(Interface dataset entries)
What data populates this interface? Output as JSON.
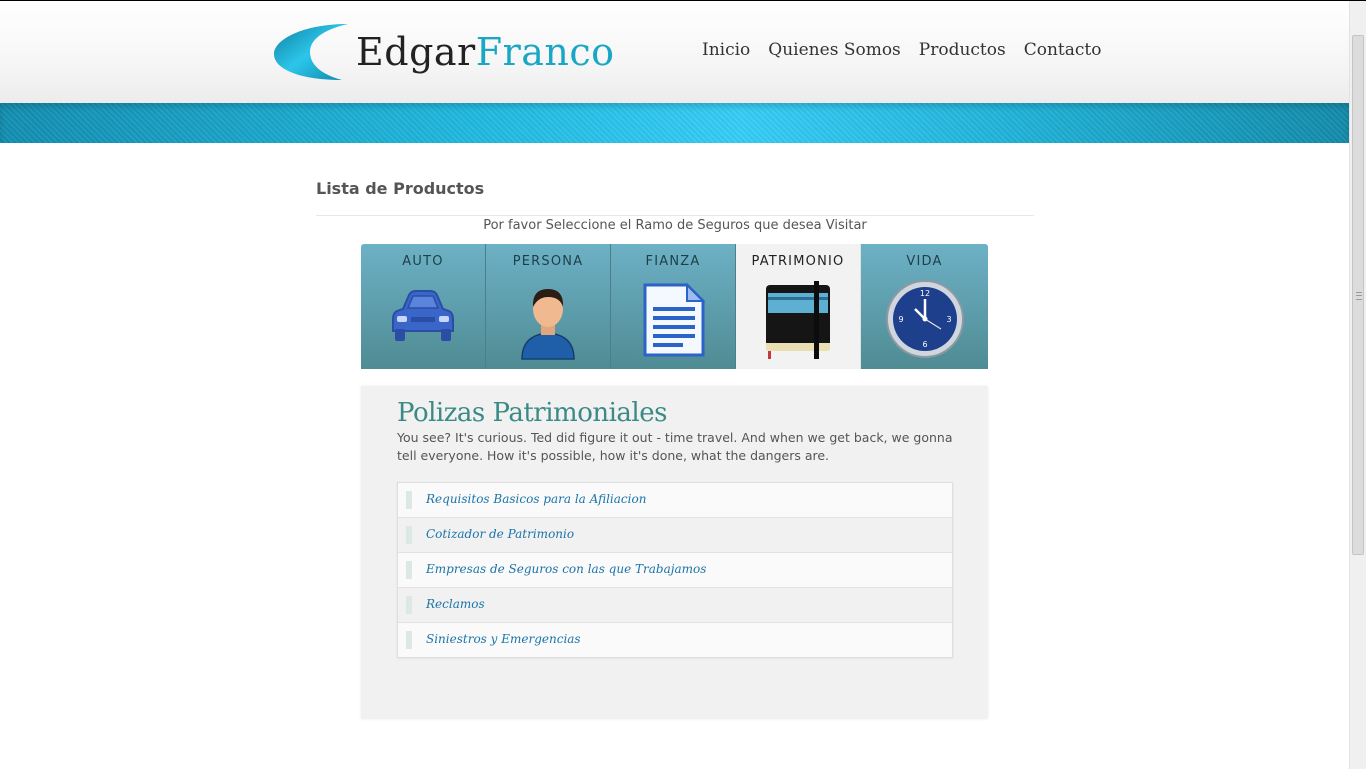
{
  "brand": {
    "first": "Edgar",
    "second": "Franco",
    "accent_color": "#1aa7c4"
  },
  "nav": [
    "Inicio",
    "Quienes Somos",
    "Productos",
    "Contacto"
  ],
  "page": {
    "title": "Lista de Productos",
    "instruction": "Por favor Seleccione el Ramo de Seguros que desea Visitar"
  },
  "tabs": [
    {
      "label": "AUTO",
      "icon": "car-icon"
    },
    {
      "label": "PERSONA",
      "icon": "person-icon"
    },
    {
      "label": "FIANZA",
      "icon": "document-icon"
    },
    {
      "label": "PATRIMONIO",
      "icon": "notebook-icon",
      "active": true
    },
    {
      "label": "VIDA",
      "icon": "clock-icon"
    }
  ],
  "panel": {
    "title": "Polizas Patrimoniales",
    "description": "You see? It's curious. Ted did figure it out - time travel. And when we get back, we gonna tell everyone. How it's possible, how it's done, what the dangers are.",
    "links": [
      "Requisitos Basicos para la Afiliacion",
      "Cotizador de Patrimonio",
      "Empresas de Seguros con las que Trabajamos",
      "Reclamos",
      "Siniestros y Emergencias"
    ]
  }
}
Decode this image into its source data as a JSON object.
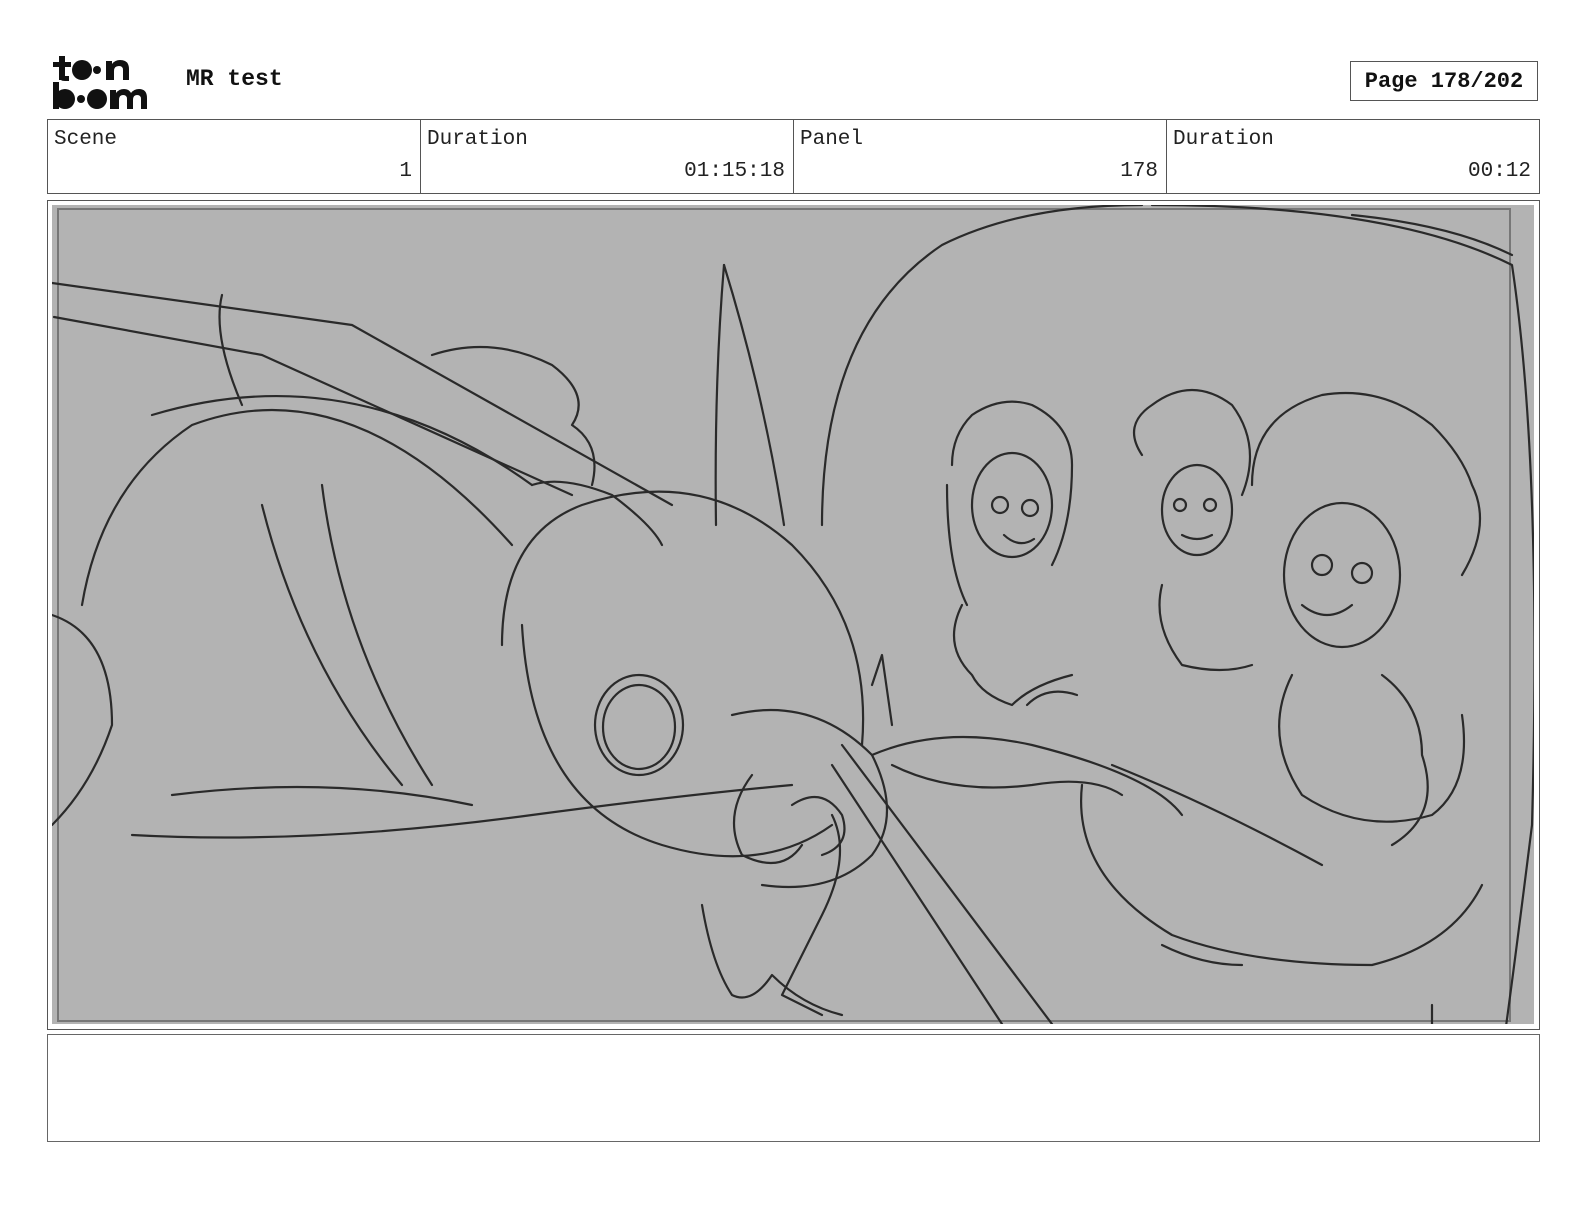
{
  "header": {
    "logo_text": "toon boom",
    "project_title": "MR test",
    "page_label": "Page 178/202"
  },
  "info": {
    "scene_label": "Scene",
    "scene_value": "1",
    "scene_duration_label": "Duration",
    "scene_duration_value": "01:15:18",
    "panel_label": "Panel",
    "panel_value": "178",
    "panel_duration_label": "Duration",
    "panel_duration_value": "00:12"
  },
  "notes": {
    "text": ""
  },
  "colors": {
    "panel_background": "#b3b3b3",
    "sketch_line": "#2a2a2a"
  }
}
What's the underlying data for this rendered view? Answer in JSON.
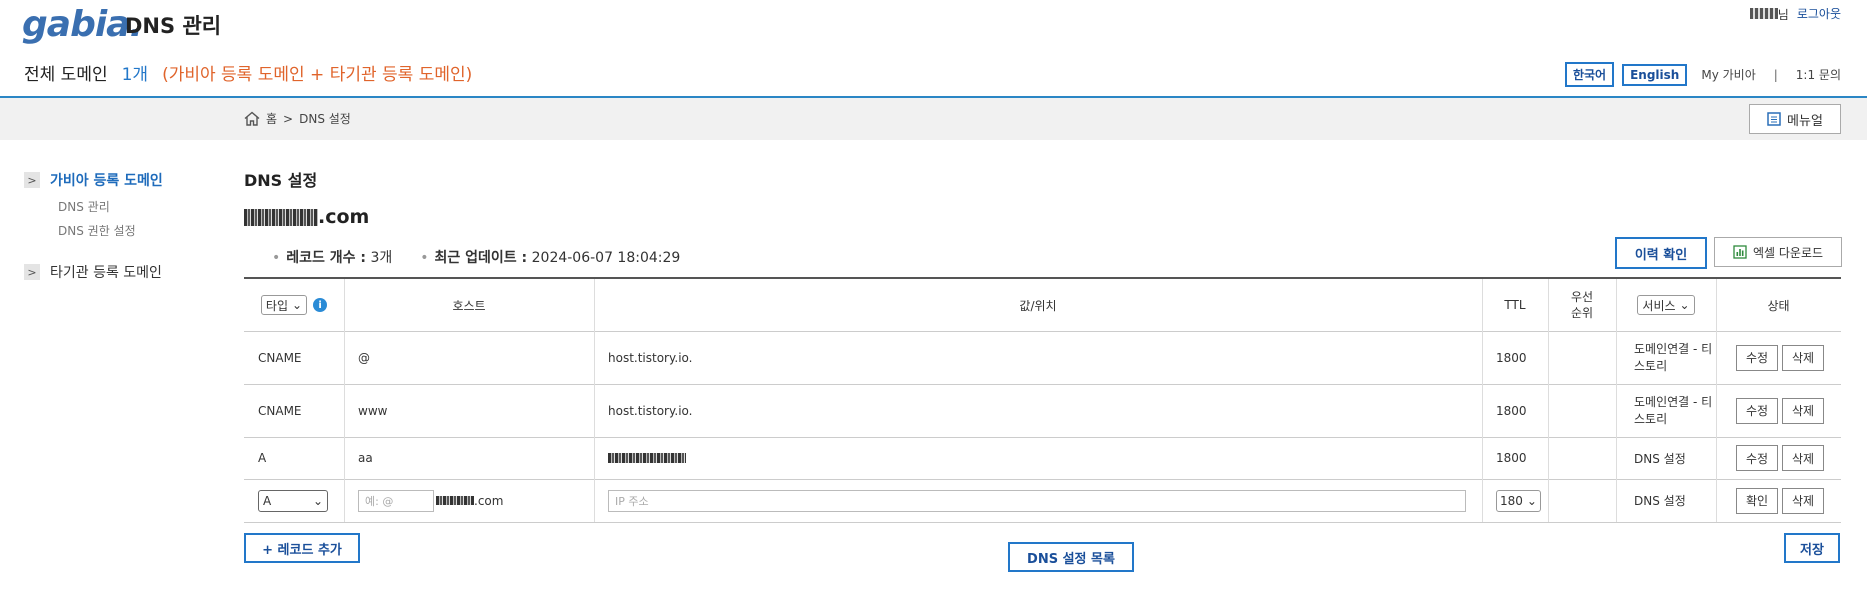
{
  "header": {
    "logo_text": "gabia",
    "logo_dot": ".",
    "app_title": "DNS 관리",
    "user_suffix": "님",
    "logout": "로그아웃"
  },
  "summary": {
    "label": "전체 도메인",
    "count": "1개",
    "note": "(가비아 등록 도메인 + 타기관 등록 도메인)"
  },
  "lang": {
    "korean": "한국어",
    "english": "English",
    "my_gabia": "My 가비아",
    "separator": "|",
    "inquiry": "1:1 문의"
  },
  "breadcrumb": {
    "home": "홈",
    "arrow": ">",
    "current": "DNS 설정"
  },
  "manual_button": "메뉴얼",
  "sidebar": {
    "group1": {
      "arrow": ">",
      "label": "가비아 등록 도메인"
    },
    "sub_items": [
      "DNS 관리",
      "DNS 권한 설정"
    ],
    "group2": {
      "arrow": ">",
      "label": "타기관 등록 도메인"
    }
  },
  "main": {
    "title": "DNS 설정",
    "domain_suffix": ".com",
    "record_count_label": "레코드 개수 :",
    "record_count": "3개",
    "last_update_label": "최근 업데이트 :",
    "last_update": "2024-06-07 18:04:29",
    "history_button": "이력 확인",
    "excel_button": "엑셀 다운로드"
  },
  "table": {
    "headers": {
      "type_select": "타입",
      "info": "i",
      "host": "호스트",
      "value": "값/위치",
      "ttl": "TTL",
      "priority": "우선\n순위",
      "service_select": "서비스",
      "status": "상태"
    },
    "rows": [
      {
        "type": "CNAME",
        "host": "@",
        "value": "host.tistory.io.",
        "ttl": "1800",
        "priority": "",
        "service": "도메인연결 - 티스토리",
        "btn1": "수정",
        "btn2": "삭제"
      },
      {
        "type": "CNAME",
        "host": "www",
        "value": "host.tistory.io.",
        "ttl": "1800",
        "priority": "",
        "service": "도메인연결 - 티스토리",
        "btn1": "수정",
        "btn2": "삭제"
      },
      {
        "type": "A",
        "host": "aa",
        "value": "",
        "ttl": "1800",
        "priority": "",
        "service": "DNS 설정",
        "btn1": "수정",
        "btn2": "삭제"
      }
    ],
    "new_row": {
      "type": "A",
      "host_placeholder": "예: @",
      "host_suffix": ".com",
      "value_placeholder": "IP 주소",
      "ttl": "180",
      "service": "DNS 설정",
      "btn1": "확인",
      "btn2": "삭제"
    }
  },
  "footer": {
    "add_record": "+ 레코드 추가",
    "dns_list": "DNS 설정 목록",
    "save": "저장"
  }
}
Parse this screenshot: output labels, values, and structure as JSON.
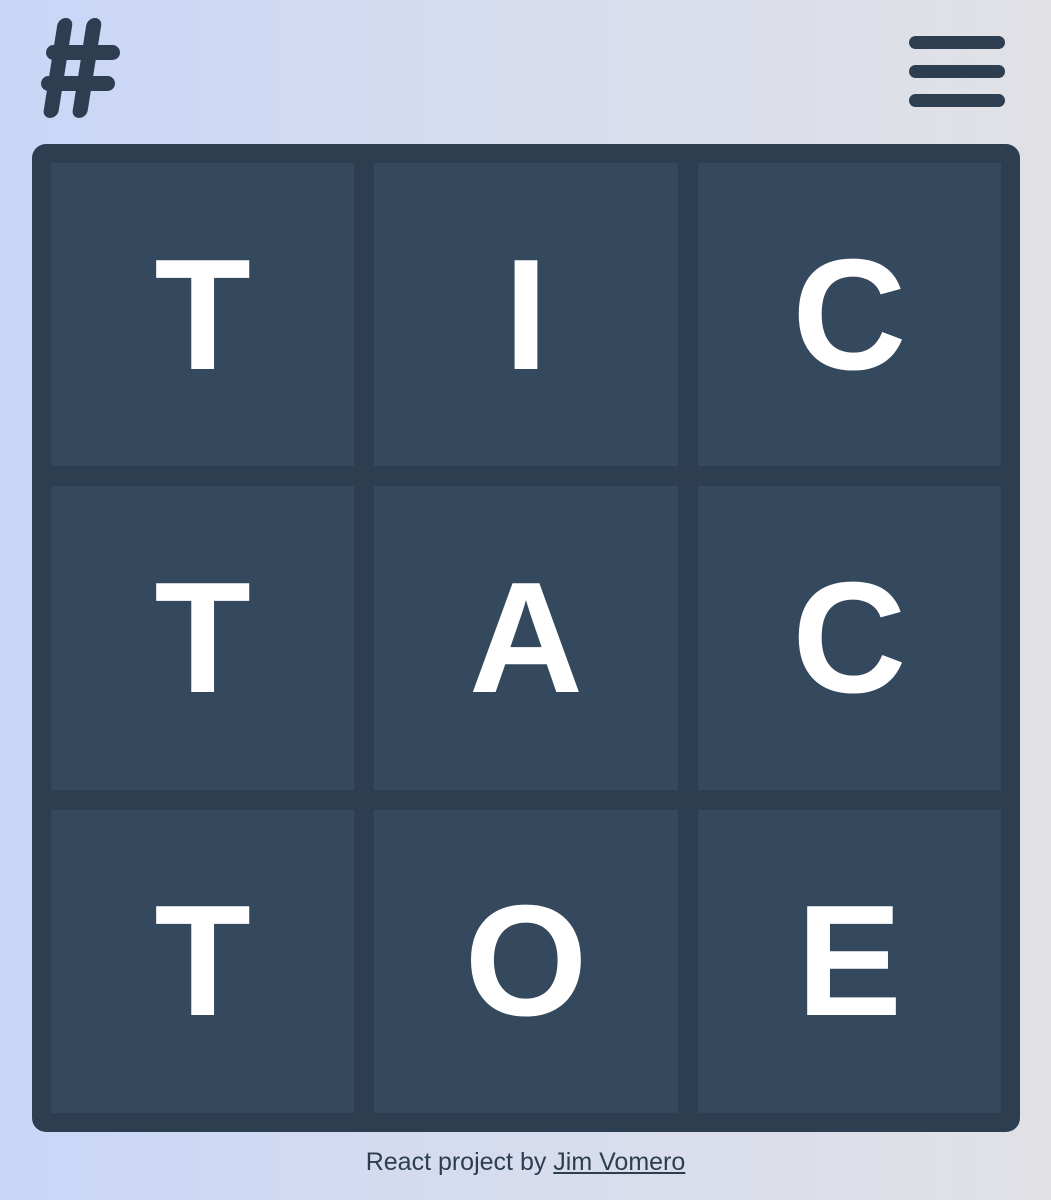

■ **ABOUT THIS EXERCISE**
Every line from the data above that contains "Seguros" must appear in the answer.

■ **FINAL ANSWER**
    "instruction": "Por favor Seleccione el Ramo de Seguros que desea Visitar"
      "Empresas de Seguros con las que Trabajamos",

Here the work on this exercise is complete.